Despite the long and illustrious history of olfaction research in the Netherlands (e.g., Hendrik
Zwaardemaker from Utrecht University invented the olfactometer in 1888), there has never been a
dedicated national platform for olfactory researchers and allied parties to meet and exchange the
latest research perspectives. On November 15th the inaugural NOSE scientific meeting was held at
Utrecht University. The meeting included speakers from a range of disciplines (from medicine to art
history), and highlighted the breadth of olfactory research present today in the Netherlands. We
present some highlights of the events for those budding odour enthusiasts who were unable to
attend, and for those enthusiastic attendees who would like to relive the day.

Sanne Boesveldt (Wageningen University) discussed how olfactory cues can affect appetite and
eating behaviour, raising questions about when odours can be effective cues for food, and whether
they could be manipulated to increase healthy food behaviour. Peter de Jong (University of

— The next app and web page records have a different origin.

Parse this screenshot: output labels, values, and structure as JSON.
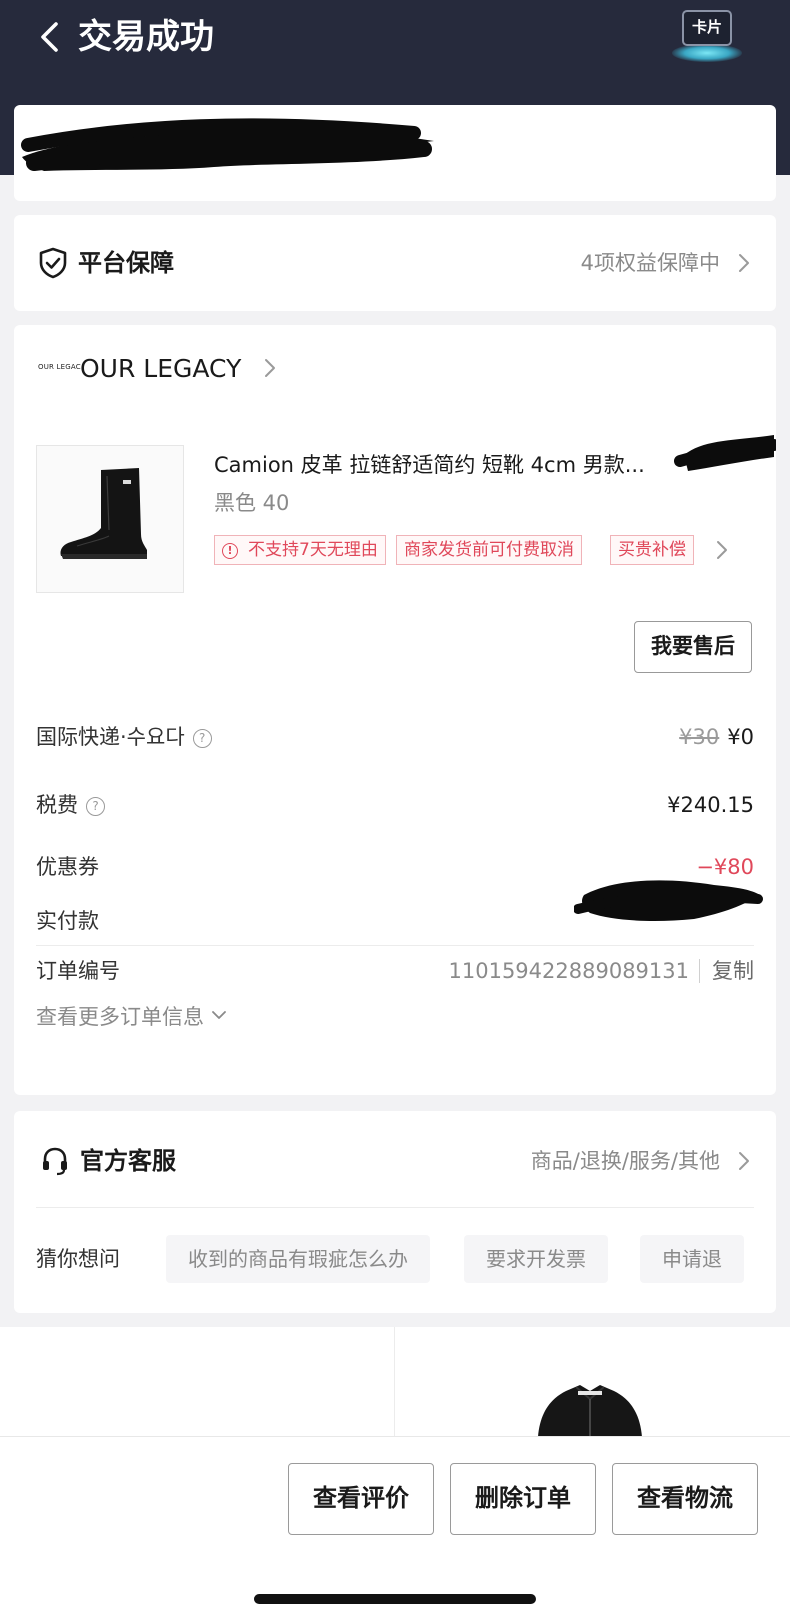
{
  "header": {
    "title": "交易成功",
    "card_button_label": "卡片"
  },
  "guarantee": {
    "label": "平台保障",
    "value": "4项权益保障中"
  },
  "order": {
    "brand_logo_text": "OUR LEGAC",
    "brand_name": "OUR LEGACY",
    "product_title": "Camion 皮革 拉链舒适简约 短靴 4cm 男款...",
    "product_variant": "黑色 40",
    "tags": [
      "不支持7天无理由",
      "商家发货前可付费取消",
      "买贵补偿"
    ],
    "after_sales_button": "我要售后",
    "shipping_label": "国际快递·수요다",
    "shipping_original_price": "¥30",
    "shipping_price": "¥0",
    "tax_label": "税费",
    "tax_value": "¥240.15",
    "coupon_label": "优惠券",
    "coupon_value": "−¥80",
    "paid_label": "实付款",
    "order_no_label": "订单编号",
    "order_no": "1101594228890891​31",
    "copy_label": "复制",
    "more_info_label": "查看更多订单信息"
  },
  "service": {
    "label": "官方客服",
    "value": "商品/退换/服务/其他",
    "guess_label": "猜你想问",
    "questions": [
      "收到的商品有瑕疵怎么办",
      "要求开发票",
      "申请退"
    ]
  },
  "actions": {
    "review_label": "查看评价",
    "delete_label": "删除订单",
    "logistics_label": "查看物流"
  },
  "colors": {
    "header_bg": "#262a3c",
    "accent_red": "#e0485a",
    "page_bg": "#f2f2f4"
  }
}
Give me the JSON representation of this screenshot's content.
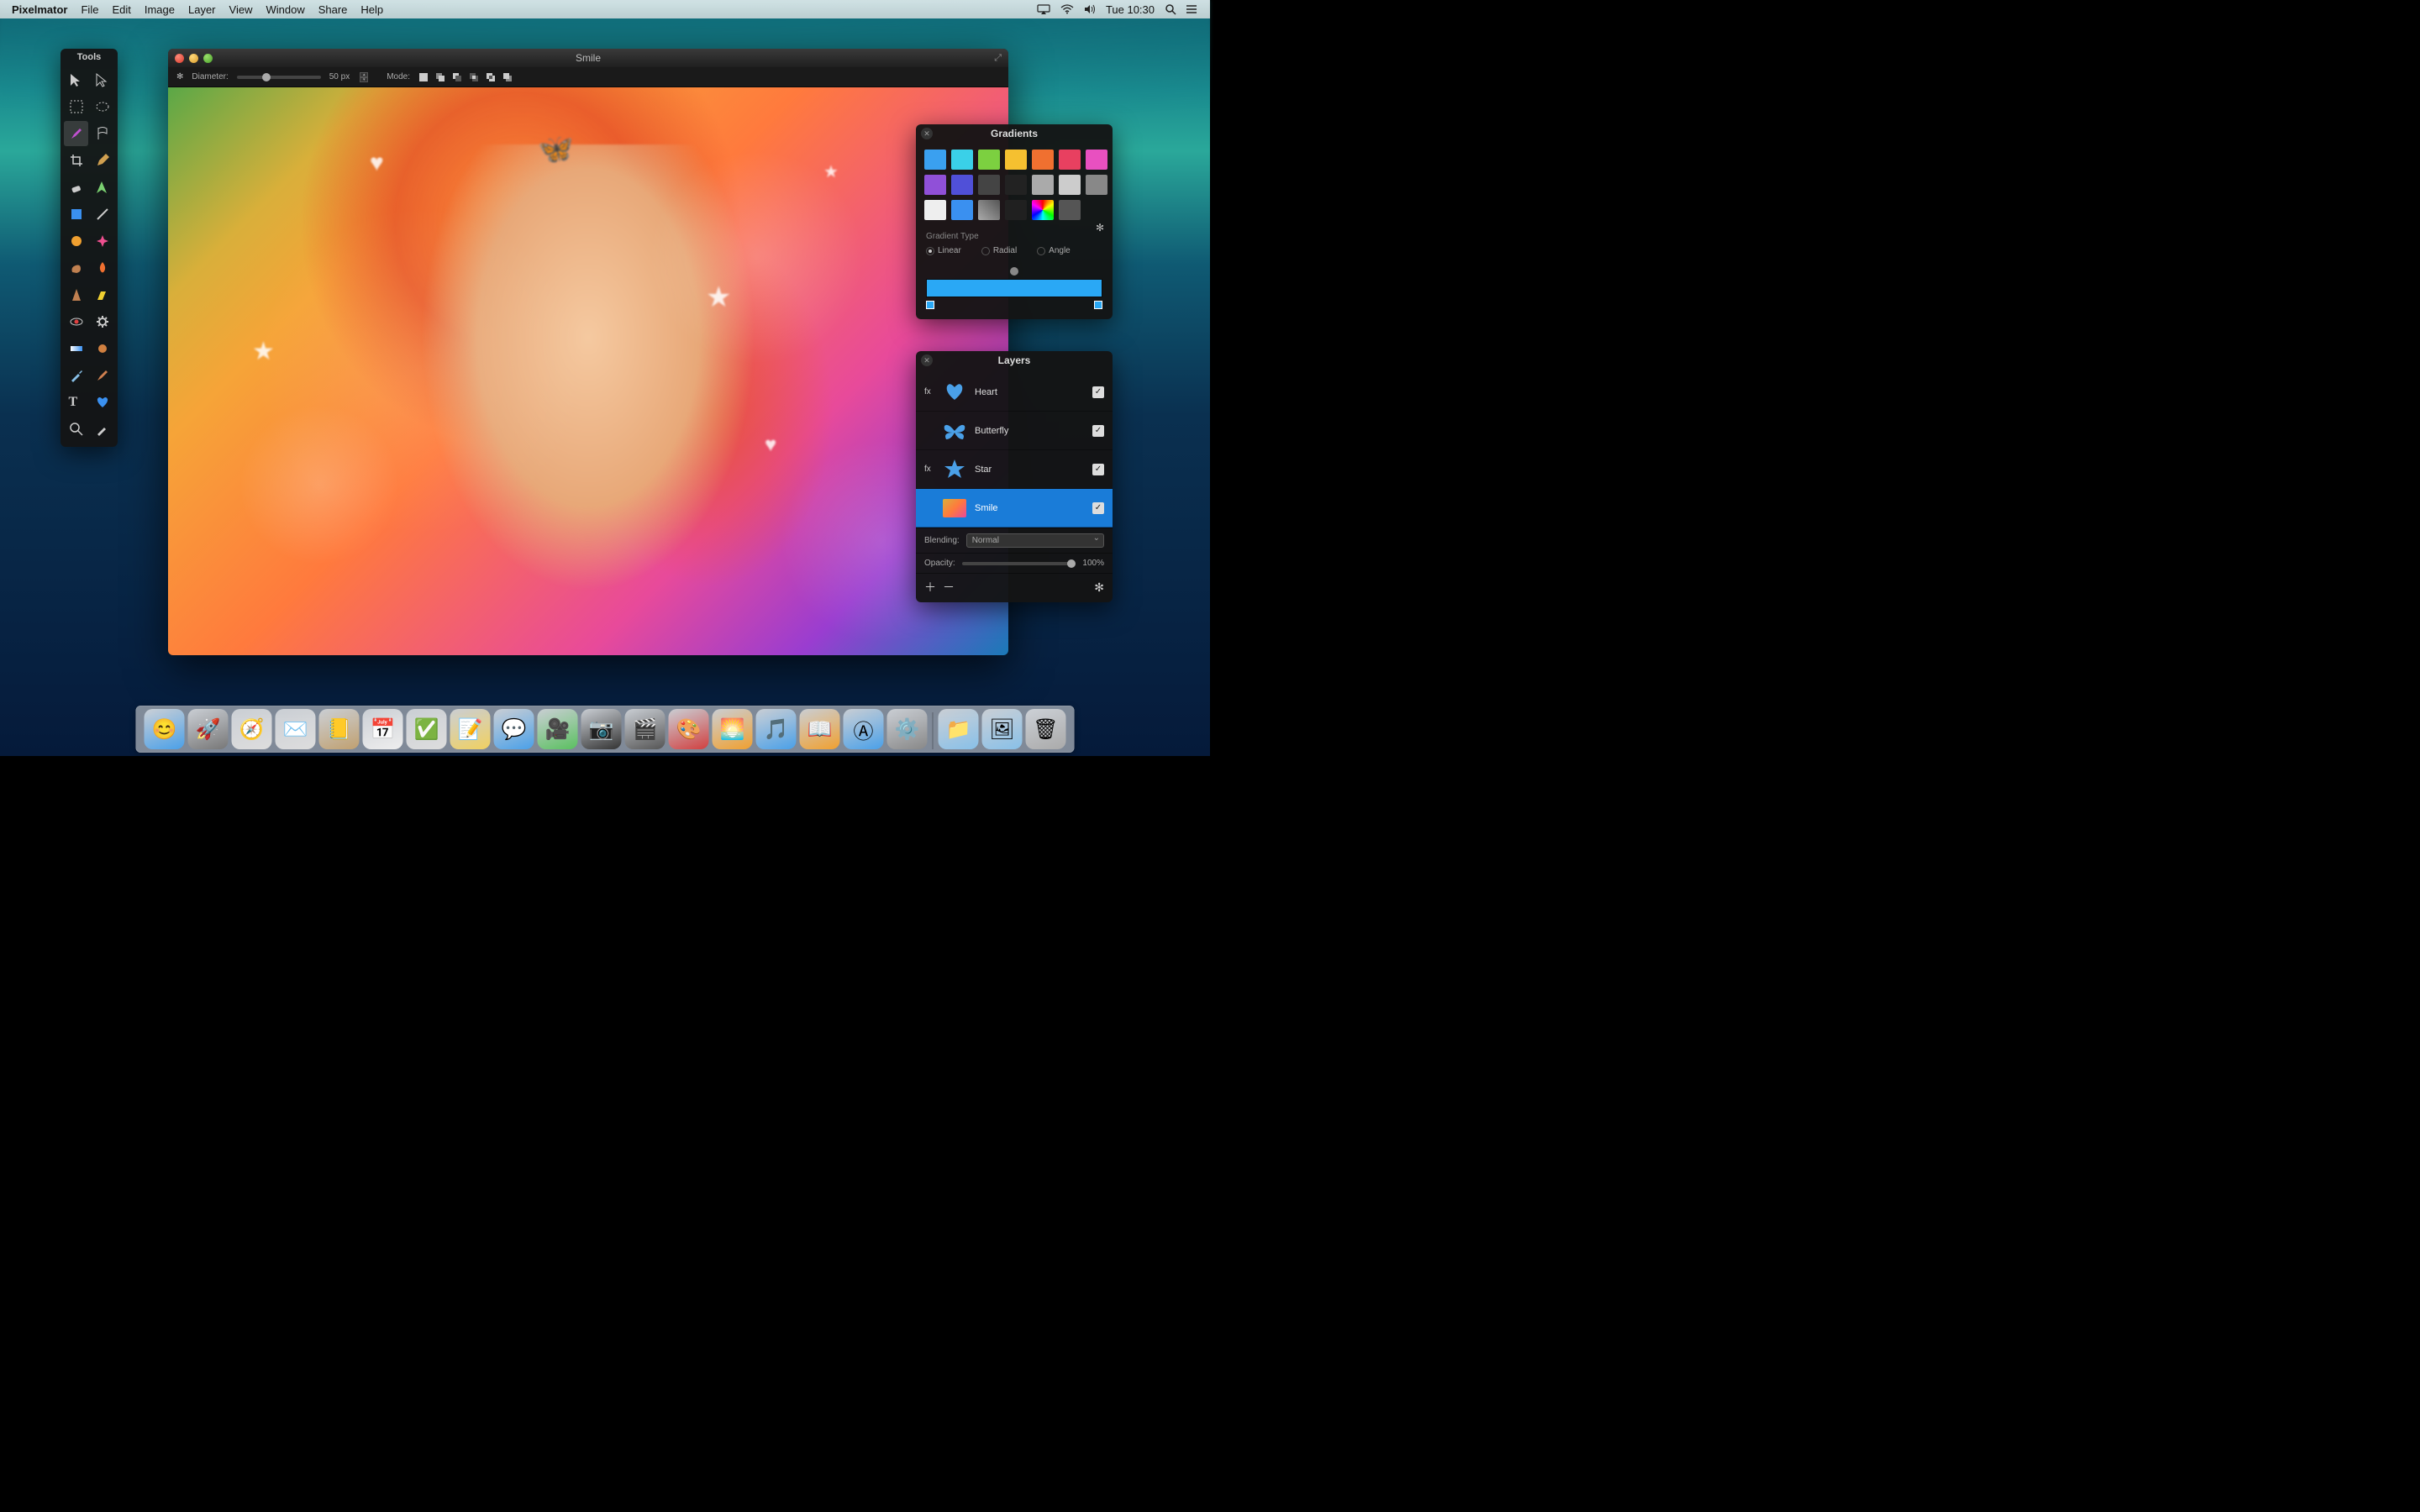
{
  "menubar": {
    "app_name": "Pixelmator",
    "items": [
      "File",
      "Edit",
      "Image",
      "Layer",
      "View",
      "Window",
      "Share",
      "Help"
    ],
    "clock": "Tue 10:30"
  },
  "tools_palette": {
    "title": "Tools",
    "tools": [
      "move-tool",
      "arrow-tool",
      "marquee-tool",
      "ellipse-marquee-tool",
      "brush-tool",
      "flag-tool",
      "crop-tool",
      "pencil-tool",
      "eraser-tool",
      "pen-tool",
      "shape-tool",
      "line-tool",
      "sphere-tool",
      "sparkle-tool",
      "smudge-tool",
      "flame-tool",
      "sharpen-tool",
      "highlight-tool",
      "red-eye-tool",
      "cog-tool",
      "gradient-tool",
      "spot-tool",
      "eyedropper-tool",
      "brush2-tool",
      "type-tool",
      "heart-tool",
      "zoom-tool",
      "color-picker-tool"
    ]
  },
  "document": {
    "title": "Smile",
    "toolbar": {
      "diameter_label": "Diameter:",
      "diameter_value": "50 px",
      "mode_label": "Mode:"
    }
  },
  "gradients_panel": {
    "title": "Gradients",
    "type_label": "Gradient Type",
    "types": {
      "linear": "Linear",
      "radial": "Radial",
      "angle": "Angle"
    },
    "selected_type": "linear",
    "swatches": [
      "#3aa0f0",
      "#3ad0e8",
      "#7cd040",
      "#f5c030",
      "#f07030",
      "#e84060",
      "#e850c0",
      "#9050d8",
      "#5050d8",
      "#444444",
      "#222222",
      "#aaaaaa",
      "#cccccc",
      "#888888",
      "#eeeeee",
      "#3a90f0",
      "linear-gradient(45deg,#aaa,#555)",
      "#202020",
      "conic-gradient(red,yellow,lime,cyan,blue,magenta,red)",
      "#555555"
    ]
  },
  "layers_panel": {
    "title": "Layers",
    "layers": [
      {
        "fx": "fx",
        "icon": "heart",
        "name": "Heart",
        "visible": true,
        "selected": false
      },
      {
        "fx": "",
        "icon": "butterfly",
        "name": "Butterfly",
        "visible": true,
        "selected": false
      },
      {
        "fx": "fx",
        "icon": "star",
        "name": "Star",
        "visible": true,
        "selected": false
      },
      {
        "fx": "",
        "icon": "thumb",
        "name": "Smile",
        "visible": true,
        "selected": true
      }
    ],
    "blending_label": "Blending:",
    "blending_value": "Normal",
    "opacity_label": "Opacity:",
    "opacity_value": "100%"
  },
  "dock": {
    "items": [
      "finder",
      "launchpad",
      "safari",
      "mail",
      "contacts",
      "calendar",
      "reminders",
      "notes",
      "messages",
      "facetime",
      "photo-booth",
      "camera",
      "pixelmator",
      "iphoto",
      "itunes",
      "ibooks",
      "app-store",
      "settings"
    ],
    "right_items": [
      "documents",
      "downloads",
      "trash"
    ]
  }
}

Groningen) introduced how odour can be used in psychopathology and explained how disgust odours
can affect sexual behaviour. Garmt Dijksterhuis (Wageningen University) strongly argued olfactory
transmission is an unlikely possibility, highlighting differences between olfaction and vision and
sound. Andrea Evers (Leiden University) raised the question of whether odours can be useful in
placebo research and provided evidence that odours can condition physiological responses. Rob
Holland (Radboud University) again highlighted the relationship between disgust and odour, showing
that disgusting pictures can lower olfactory threshold, implying we become more attuned to odour
when we’re in a state of disgust. Asifa Majid (Radboud University) added a cross-cultural perspective,
showing that although vision language dominates across languages, in some cultures elaborate odour
lexicons exist. With an interactive odour presentation, Caro Verbeek (Vrije Universiteit Amsterdam)
explored historical smells and taught us how to “look at art with an olfactory gaze”. Wilbert Boek
(Hospital Gelderse Vallei) discussed odour from the perspective of an ENT doctor, and emphasised
the effect anosmia can have on one’s daily life, and how the medical profession should be more
aware of its importance. The meeting ended with Monique Smeets (Utrecht University), describing
her work on the role of odour in social signalling, for example, the odour of fearful sweat can lead to
fear expressions, and the odour of happy sweat can lead to happy expressions.
After this fascinating first meeting, we look forward to hearing from new members, and to further
olfactory events in the near future.

Laura Speed